## ASSIGNMENT
Among the entries below, find each line with "arrow" and show it.

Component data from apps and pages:
──────────

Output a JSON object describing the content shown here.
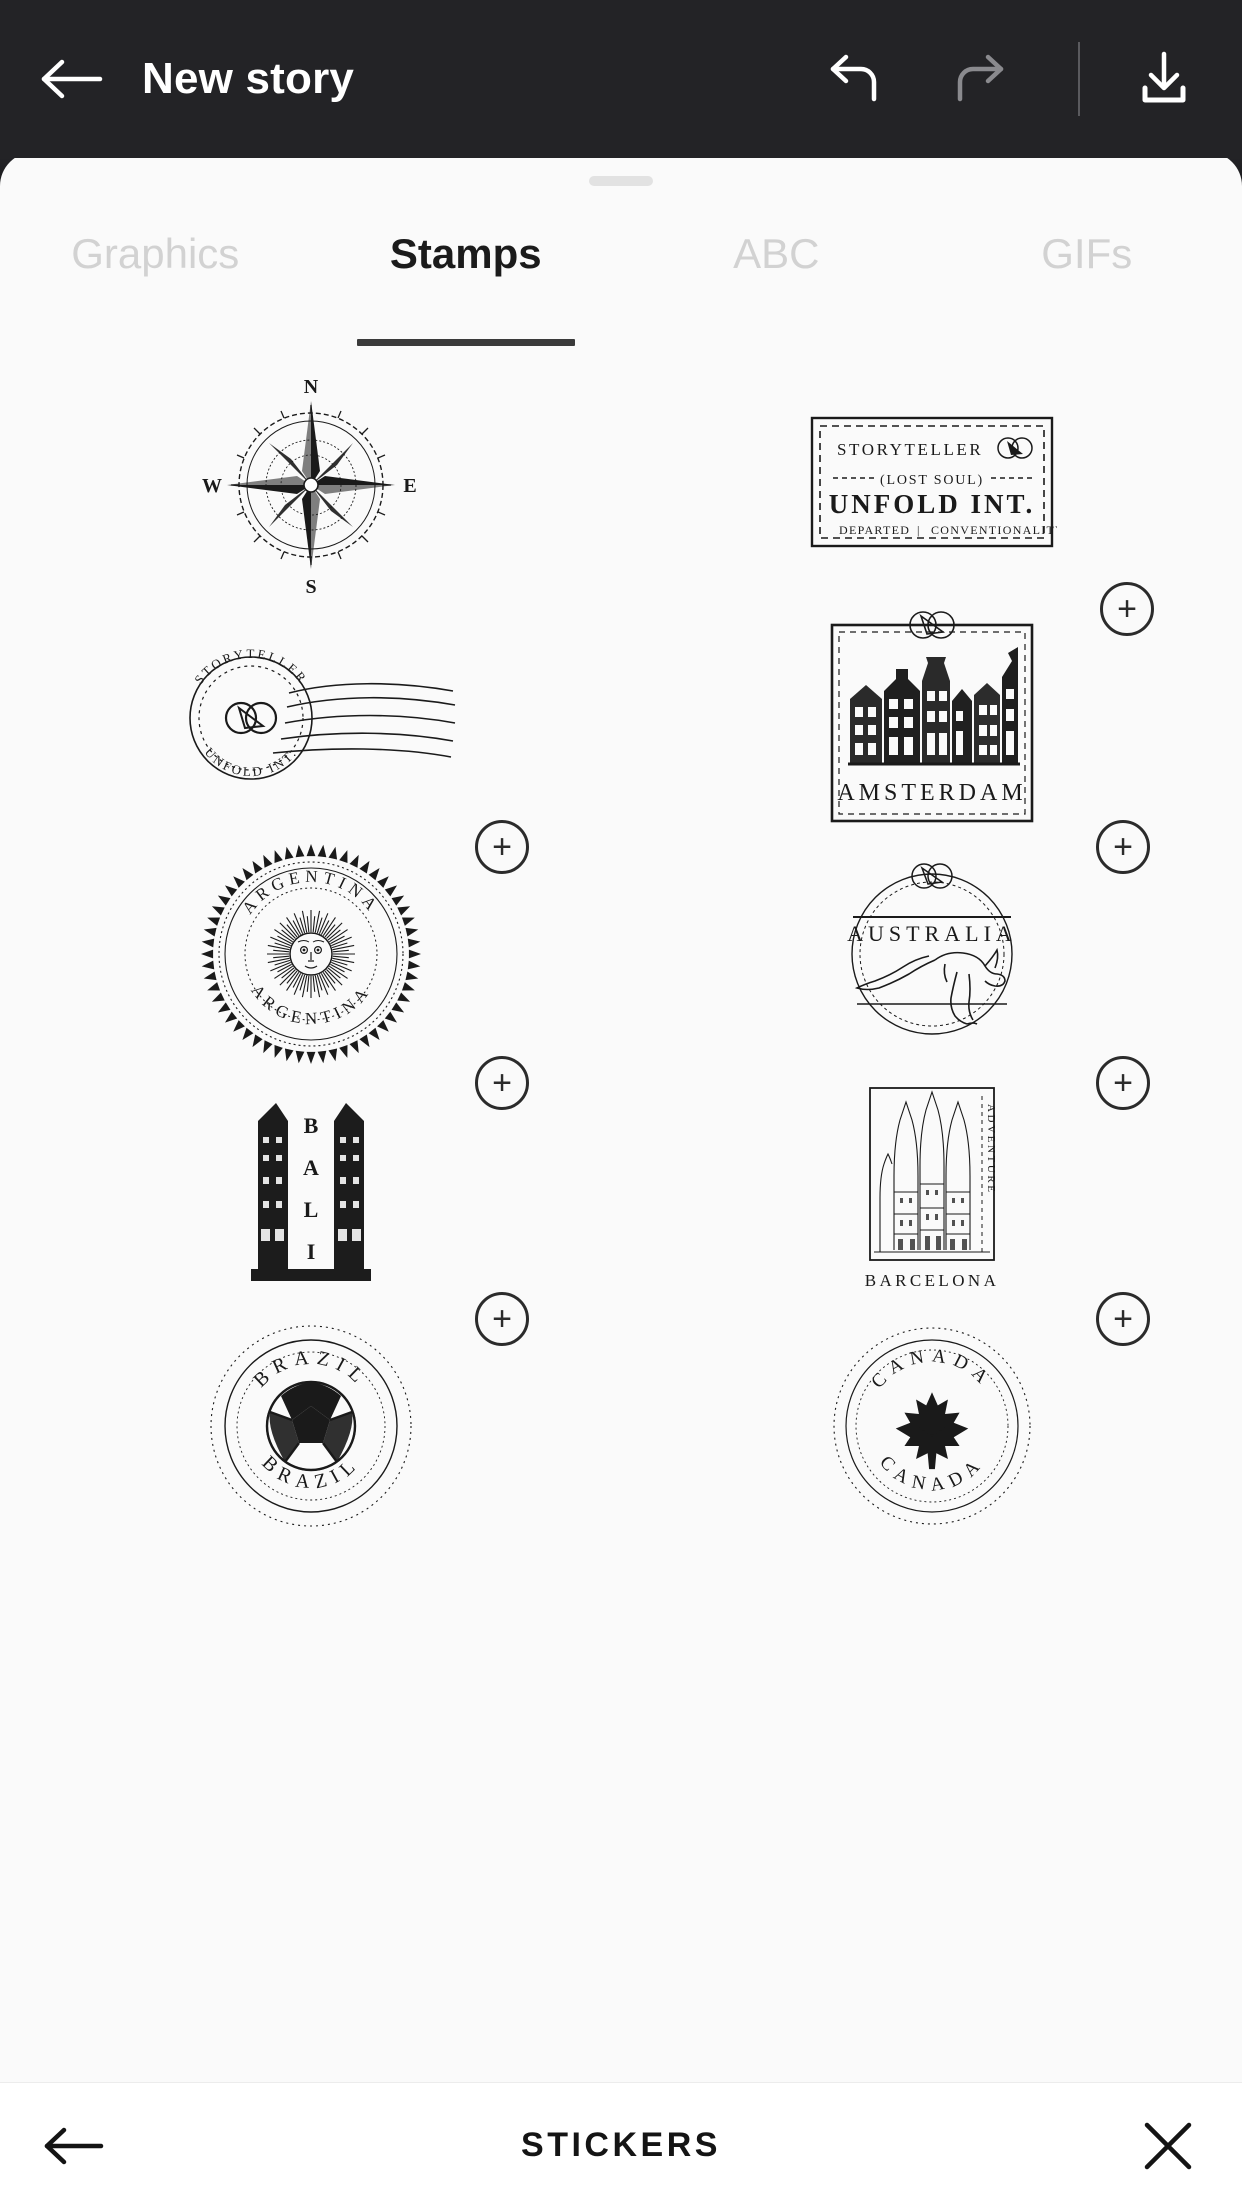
{
  "header": {
    "title": "New story",
    "back_icon": "arrow-left-icon",
    "undo_icon": "undo-arrow-icon",
    "redo_icon": "redo-arrow-icon",
    "download_icon": "download-icon",
    "background_color": "#232326",
    "text_color": "#ffffff",
    "redo_disabled_color": "#8a8a8e"
  },
  "sheet": {
    "grabber": "drag-handle",
    "background_color": "#fafafa"
  },
  "tabs": [
    {
      "label": "Graphics",
      "active": false
    },
    {
      "label": "Stamps",
      "active": true
    },
    {
      "label": "ABC",
      "active": false
    },
    {
      "label": "GIFs",
      "active": false
    }
  ],
  "tab_styles": {
    "active_color": "#1b1b1b",
    "inactive_color": "#d2d2d2",
    "underline_color": "#3a3a3a"
  },
  "stickers": [
    {
      "id": "compass-rose",
      "name": "compass-rose-stamp",
      "add_badge": false,
      "labels": {
        "north": "N",
        "south": "S",
        "east": "E",
        "west": "W"
      }
    },
    {
      "id": "storyteller-rect",
      "name": "storyteller-rect-stamp",
      "add_badge": false,
      "lines": {
        "line1": "STORYTELLER",
        "line2": "(LOST SOUL)",
        "line3": "UNFOLD INT.",
        "line4_left": "DEPARTED",
        "line4_sep": "|",
        "line4_right": "CONVENTIONALITY"
      }
    },
    {
      "id": "storyteller-postmark",
      "name": "storyteller-postmark-stamp",
      "add_badge": false,
      "lines": {
        "top": "STORYTELLER",
        "bottom": "UNFOLD INT."
      }
    },
    {
      "id": "amsterdam",
      "name": "amsterdam-stamp",
      "add_badge": true,
      "lines": {
        "city": "AMSTERDAM"
      }
    },
    {
      "id": "argentina",
      "name": "argentina-stamp",
      "add_badge": true,
      "lines": {
        "top": "ARGENTINA",
        "bottom": "ARGENTINA"
      }
    },
    {
      "id": "australia",
      "name": "australia-stamp",
      "add_badge": true,
      "lines": {
        "country": "AUSTRALIA"
      }
    },
    {
      "id": "bali",
      "name": "bali-stamp",
      "add_badge": true,
      "lines": {
        "letters": [
          "B",
          "A",
          "L",
          "I"
        ]
      }
    },
    {
      "id": "barcelona",
      "name": "barcelona-stamp",
      "add_badge": true,
      "lines": {
        "vertical": "ADVENTURE",
        "city": "BARCELONA"
      }
    },
    {
      "id": "brazil",
      "name": "brazil-stamp",
      "add_badge": true,
      "lines": {
        "top": "BRAZIL",
        "bottom": "BRAZIL"
      }
    },
    {
      "id": "canada",
      "name": "canada-stamp",
      "add_badge": true,
      "lines": {
        "top": "CANADA",
        "bottom": "CANADA"
      }
    }
  ],
  "add_badge": {
    "glyph": "+",
    "label": "add-sticker"
  },
  "bottom_bar": {
    "title": "STICKERS",
    "back_icon": "arrow-left-icon",
    "close_icon": "close-x-icon",
    "background_color": "#ffffff"
  }
}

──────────

## RESPONSE FOR THIS EXERCISE
    "back_icon": "arrow-left-icon",
    "undo_icon": "undo-arrow-icon",
    "redo_icon": "redo-arrow-icon",
    "back_icon": "arrow-left-icon",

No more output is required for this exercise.